- Mark Ruffalo's recent directorial debut, Sundance entry Sympathy for Delicious, earned less than stellar reviews, but the talented actor still has hopes to prove himself a talented director as well. While promoting The Kids Are All Right, Ruffalo admitted to Black Book, "If it takes another ten years, I’ll probably make three movies in my lifetime. I hope it doesn’t take that long for the next one. I learned a lot making [Sympathy for Delicious]. I made every mistake you can possibly make making that movie."
Currently working on a script about a ex-porn star/actor/junkie/street poet single-handedly raising a child in Hollywood, Ruffalo wants to bring humor into the father-child's "beautiful relationship" while mining for "golden nuggets." The pic sounds eerily similar to Sofia Coppola's upcoming Somewhere, in which a bad-boy Hollywood actor (Stephen Dorff) re-examines his life when his daughter (Elle Fanning) comes to stay with him. Mining Hollywood cliches is apparently the easy part.
- LAT's Hero Complex reveals Brad Pitt or Will Smith could have been bending cityscapes in place of Leonardo DiCaprio in Inception. The expectations and stakes are high for Christopher Nolan's latest, but casting DiCaprio, despite his more tenuous box-office record (compared to Pitt and Smith), may have been one of the film's best-laid plans. The risky nature of Inception --brand-new material and more brain-bending complexity than most contemporary films --demanded star-power to lure moviegoers. So far, Nolan and DiCaprio are successfully wooing critics.

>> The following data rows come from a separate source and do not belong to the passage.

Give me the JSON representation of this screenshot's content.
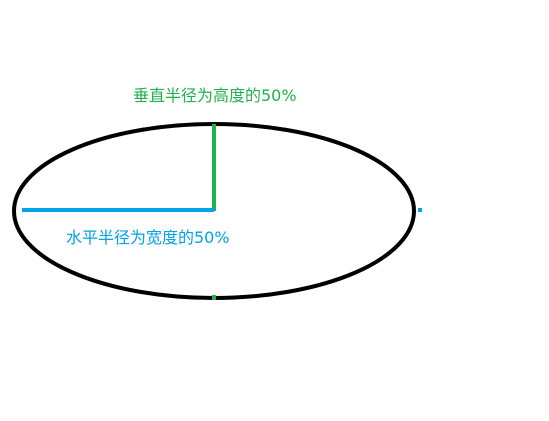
{
  "labels": {
    "vertical_radius": "垂直半径为高度的50%",
    "horizontal_radius": "水平半径为宽度的50%"
  },
  "colors": {
    "background": "#ffffff",
    "ellipse_outline": "#000000",
    "vertical_radius": "#22b14c",
    "horizontal_radius": "#00a2e8"
  }
}
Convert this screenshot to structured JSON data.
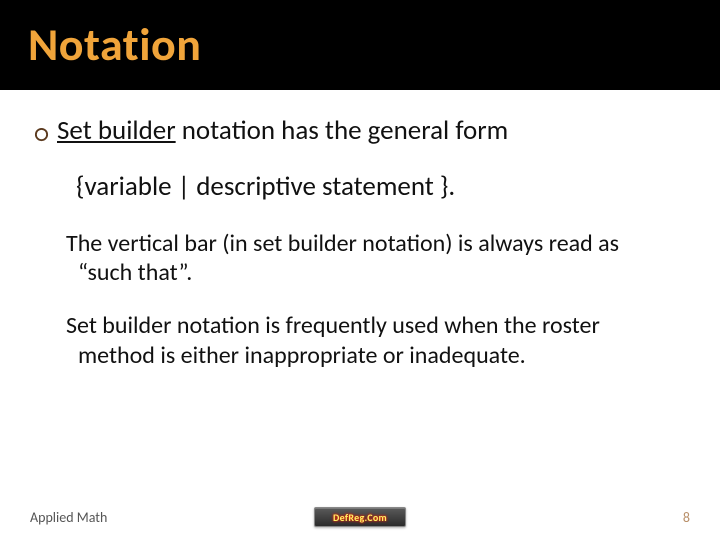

Something to consider while watching the film this weekend: how would Pitt or Smith have played the 'dream thief' differently, and how might that have changed the film's reception?